Late-stage data on an experimental Covid-19 vaccine from Sanofi and GSK has showed the shot confers protection against the Omicron variant of the vaccine, the French drugmaker said on June 24.
The vaccine targets the beta variant – first identified in South Africa – as well as the original Wuhan strain of the virus.
In a trial involving 13,000 adults, when given as a first dose the vaccine demonstrated an efficacy rate of 64.7% in people with symptomatic COVID, and 72% efficacy against infections specifically caused by the Omicron variant.
"Sanofi-GSKs vaccine is the first candidate to demonstrate efficacy in a placebo-controlled trial in an environment of high Omicron variant circulation," Sanofi said in a statement.
Sanofi’s Paris-listed shares were up about 1.4% in morning trading.
Frequently Asked Questions

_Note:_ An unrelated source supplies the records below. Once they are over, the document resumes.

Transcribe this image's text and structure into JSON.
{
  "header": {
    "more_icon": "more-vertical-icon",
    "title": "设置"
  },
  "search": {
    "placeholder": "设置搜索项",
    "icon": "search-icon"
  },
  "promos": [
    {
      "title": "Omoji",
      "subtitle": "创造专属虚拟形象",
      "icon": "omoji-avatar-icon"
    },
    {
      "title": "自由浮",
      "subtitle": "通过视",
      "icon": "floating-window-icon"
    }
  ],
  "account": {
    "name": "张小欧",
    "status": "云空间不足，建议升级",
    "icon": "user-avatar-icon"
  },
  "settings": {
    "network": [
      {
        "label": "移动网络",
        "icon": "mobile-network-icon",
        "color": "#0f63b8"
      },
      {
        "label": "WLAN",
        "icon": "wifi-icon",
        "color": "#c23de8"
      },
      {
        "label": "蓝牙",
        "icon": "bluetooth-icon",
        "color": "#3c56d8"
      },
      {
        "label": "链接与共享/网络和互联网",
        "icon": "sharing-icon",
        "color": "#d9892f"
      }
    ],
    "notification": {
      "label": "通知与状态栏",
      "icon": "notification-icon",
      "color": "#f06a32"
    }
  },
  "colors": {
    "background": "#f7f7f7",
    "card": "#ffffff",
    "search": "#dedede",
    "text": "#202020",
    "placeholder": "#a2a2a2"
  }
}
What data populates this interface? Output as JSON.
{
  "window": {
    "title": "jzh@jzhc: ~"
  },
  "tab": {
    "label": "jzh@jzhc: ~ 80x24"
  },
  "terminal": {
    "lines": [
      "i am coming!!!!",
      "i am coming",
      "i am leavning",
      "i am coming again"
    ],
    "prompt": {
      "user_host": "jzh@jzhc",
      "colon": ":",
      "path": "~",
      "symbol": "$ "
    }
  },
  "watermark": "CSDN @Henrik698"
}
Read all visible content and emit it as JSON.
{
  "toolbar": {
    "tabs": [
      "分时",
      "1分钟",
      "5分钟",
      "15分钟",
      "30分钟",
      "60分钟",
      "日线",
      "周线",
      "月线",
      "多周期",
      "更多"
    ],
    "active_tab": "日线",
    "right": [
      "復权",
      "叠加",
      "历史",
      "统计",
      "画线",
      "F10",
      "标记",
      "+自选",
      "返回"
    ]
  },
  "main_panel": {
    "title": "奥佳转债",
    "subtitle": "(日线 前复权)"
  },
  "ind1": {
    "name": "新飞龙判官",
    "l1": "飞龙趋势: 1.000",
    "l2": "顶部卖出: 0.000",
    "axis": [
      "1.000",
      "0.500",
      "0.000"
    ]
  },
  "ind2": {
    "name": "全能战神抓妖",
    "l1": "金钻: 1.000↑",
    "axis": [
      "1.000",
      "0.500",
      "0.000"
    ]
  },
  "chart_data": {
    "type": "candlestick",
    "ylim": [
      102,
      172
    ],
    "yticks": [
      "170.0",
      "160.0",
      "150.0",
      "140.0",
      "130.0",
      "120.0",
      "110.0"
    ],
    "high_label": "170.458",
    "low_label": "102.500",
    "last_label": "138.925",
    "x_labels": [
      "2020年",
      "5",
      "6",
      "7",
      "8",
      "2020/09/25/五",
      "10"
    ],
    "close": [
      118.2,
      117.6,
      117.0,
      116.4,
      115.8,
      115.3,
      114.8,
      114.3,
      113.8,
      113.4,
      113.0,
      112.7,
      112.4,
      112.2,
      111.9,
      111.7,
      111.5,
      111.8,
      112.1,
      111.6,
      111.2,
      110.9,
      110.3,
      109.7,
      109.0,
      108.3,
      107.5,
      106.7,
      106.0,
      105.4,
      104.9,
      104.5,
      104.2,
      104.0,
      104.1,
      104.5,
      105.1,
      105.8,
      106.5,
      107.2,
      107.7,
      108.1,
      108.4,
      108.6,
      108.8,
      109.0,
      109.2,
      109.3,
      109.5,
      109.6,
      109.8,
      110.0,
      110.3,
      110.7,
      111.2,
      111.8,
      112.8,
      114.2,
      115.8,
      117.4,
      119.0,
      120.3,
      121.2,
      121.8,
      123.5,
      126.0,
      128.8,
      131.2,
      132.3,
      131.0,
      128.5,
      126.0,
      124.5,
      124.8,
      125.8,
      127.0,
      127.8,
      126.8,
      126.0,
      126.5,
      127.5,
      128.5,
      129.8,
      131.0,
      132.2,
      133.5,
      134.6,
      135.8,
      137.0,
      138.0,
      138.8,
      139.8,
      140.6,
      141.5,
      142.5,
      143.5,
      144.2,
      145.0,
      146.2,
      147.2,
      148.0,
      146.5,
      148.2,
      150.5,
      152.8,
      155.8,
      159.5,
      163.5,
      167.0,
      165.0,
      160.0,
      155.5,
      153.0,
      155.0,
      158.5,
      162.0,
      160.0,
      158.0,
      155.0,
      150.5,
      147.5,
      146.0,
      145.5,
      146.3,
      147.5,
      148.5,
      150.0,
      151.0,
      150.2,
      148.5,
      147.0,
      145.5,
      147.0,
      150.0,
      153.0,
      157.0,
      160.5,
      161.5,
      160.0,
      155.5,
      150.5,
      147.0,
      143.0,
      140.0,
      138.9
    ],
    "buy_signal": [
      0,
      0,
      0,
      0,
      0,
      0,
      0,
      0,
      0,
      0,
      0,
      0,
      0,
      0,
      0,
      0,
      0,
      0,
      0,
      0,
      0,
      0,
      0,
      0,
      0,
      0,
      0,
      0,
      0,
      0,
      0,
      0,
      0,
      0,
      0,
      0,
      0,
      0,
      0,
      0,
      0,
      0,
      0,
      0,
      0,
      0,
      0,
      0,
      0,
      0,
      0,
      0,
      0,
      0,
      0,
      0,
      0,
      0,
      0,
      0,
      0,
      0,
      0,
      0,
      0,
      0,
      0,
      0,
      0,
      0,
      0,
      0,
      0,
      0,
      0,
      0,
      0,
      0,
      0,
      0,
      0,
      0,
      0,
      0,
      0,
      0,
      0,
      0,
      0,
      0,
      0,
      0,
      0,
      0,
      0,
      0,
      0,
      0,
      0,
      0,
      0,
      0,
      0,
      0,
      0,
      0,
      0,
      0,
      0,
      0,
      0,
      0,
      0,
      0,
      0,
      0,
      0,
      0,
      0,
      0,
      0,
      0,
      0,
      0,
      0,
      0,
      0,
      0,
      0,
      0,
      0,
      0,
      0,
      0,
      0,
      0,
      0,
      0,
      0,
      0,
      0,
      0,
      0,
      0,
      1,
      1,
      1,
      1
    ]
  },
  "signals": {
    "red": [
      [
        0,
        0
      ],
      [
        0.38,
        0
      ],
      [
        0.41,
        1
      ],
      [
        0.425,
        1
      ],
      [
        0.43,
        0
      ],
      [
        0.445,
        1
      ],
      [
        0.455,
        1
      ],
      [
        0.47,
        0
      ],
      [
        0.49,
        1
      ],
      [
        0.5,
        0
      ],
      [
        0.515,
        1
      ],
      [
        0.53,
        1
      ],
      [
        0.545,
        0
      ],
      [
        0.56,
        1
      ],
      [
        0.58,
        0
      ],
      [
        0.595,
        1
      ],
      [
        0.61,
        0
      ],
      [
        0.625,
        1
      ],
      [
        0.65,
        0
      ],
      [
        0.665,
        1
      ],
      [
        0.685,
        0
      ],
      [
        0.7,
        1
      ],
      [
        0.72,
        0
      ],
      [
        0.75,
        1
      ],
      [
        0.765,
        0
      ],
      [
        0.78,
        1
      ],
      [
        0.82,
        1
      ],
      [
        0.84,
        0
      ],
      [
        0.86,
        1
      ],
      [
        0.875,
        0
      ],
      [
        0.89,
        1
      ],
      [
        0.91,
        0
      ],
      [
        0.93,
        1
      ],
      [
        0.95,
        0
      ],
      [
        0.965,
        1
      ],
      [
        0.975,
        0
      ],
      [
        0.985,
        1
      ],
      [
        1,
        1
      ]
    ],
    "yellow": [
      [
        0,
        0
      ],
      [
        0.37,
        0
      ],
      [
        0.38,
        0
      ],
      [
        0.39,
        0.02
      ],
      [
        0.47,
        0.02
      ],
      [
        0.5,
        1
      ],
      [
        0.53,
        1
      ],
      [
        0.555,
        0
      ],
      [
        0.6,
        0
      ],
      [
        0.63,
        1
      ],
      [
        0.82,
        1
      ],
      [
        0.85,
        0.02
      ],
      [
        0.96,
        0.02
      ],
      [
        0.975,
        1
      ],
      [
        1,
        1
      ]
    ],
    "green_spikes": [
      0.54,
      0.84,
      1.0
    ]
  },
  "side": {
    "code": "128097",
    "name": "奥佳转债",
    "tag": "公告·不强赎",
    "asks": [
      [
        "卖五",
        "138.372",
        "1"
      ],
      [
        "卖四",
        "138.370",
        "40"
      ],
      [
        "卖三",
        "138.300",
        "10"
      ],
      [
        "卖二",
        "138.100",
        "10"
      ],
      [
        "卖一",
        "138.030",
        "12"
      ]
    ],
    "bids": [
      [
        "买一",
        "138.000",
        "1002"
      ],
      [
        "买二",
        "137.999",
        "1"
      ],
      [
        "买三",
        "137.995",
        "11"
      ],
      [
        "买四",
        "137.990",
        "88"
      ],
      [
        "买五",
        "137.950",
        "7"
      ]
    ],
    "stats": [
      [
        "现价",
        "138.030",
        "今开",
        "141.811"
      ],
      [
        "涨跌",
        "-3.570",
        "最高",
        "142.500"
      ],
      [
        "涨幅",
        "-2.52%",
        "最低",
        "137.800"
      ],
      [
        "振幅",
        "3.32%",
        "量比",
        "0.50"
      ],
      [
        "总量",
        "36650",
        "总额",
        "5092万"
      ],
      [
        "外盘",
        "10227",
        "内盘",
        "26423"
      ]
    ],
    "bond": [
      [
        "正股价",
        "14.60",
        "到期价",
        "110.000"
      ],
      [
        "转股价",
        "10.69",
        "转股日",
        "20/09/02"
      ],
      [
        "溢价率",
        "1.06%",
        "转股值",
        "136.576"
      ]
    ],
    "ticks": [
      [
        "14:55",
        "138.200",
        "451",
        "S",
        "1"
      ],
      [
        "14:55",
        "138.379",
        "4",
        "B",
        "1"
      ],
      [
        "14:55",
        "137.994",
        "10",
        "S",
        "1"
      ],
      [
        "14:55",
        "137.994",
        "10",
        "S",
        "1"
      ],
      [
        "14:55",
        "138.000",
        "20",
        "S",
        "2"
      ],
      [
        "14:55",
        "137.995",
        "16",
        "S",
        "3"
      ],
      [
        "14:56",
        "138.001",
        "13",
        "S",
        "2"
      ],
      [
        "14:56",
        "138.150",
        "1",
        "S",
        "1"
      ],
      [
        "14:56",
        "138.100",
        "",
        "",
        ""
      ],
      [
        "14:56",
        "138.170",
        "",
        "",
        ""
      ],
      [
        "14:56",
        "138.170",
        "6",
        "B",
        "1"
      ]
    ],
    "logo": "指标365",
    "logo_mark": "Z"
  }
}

A vaccine works by mimicking a natural infection. A vaccine not only induces immune response to protect people from any future COVID-19 infection, but also helps quickly build herd immunity to put an end to the pandemic. Herd immunity occurs when a sufficient percentage of a population becomes immune to a disease, making the spread of disease from person to person unlikely. The good news is that SARS-CoV-2 virus has been fairly stable, which increases the viability of a vaccine.
There are broadly four types of vaccine — one, a vaccine based on the whole virus (this could be either inactivated, or an attenuated [weakened] virus vaccine); two, a non-replicating viral vector vaccine that uses a benign virus as vector that carries the antigen of SARS-CoV; three, nucleic-acid vaccines that have genetic material like DNA and RNA of antigens like spike protein given to a person, helping human cells decode genetic material and produce the vaccine; and four, protein subunit vaccine wherein the recombinant proteins of SARS-COV-2 along with an adjuvant (booster) is given as a vaccine.
Vaccine development is a long, complex process. Unlike drugs that are given to people with a diseased, vaccines are given to healthy people and also vulnerable sections such as children, pregnant women and the elderly. So rigorous tests are compulsory. History says that the fastest time it took to develop a vaccine is five years, but it usually takes double or sometimes triple that time.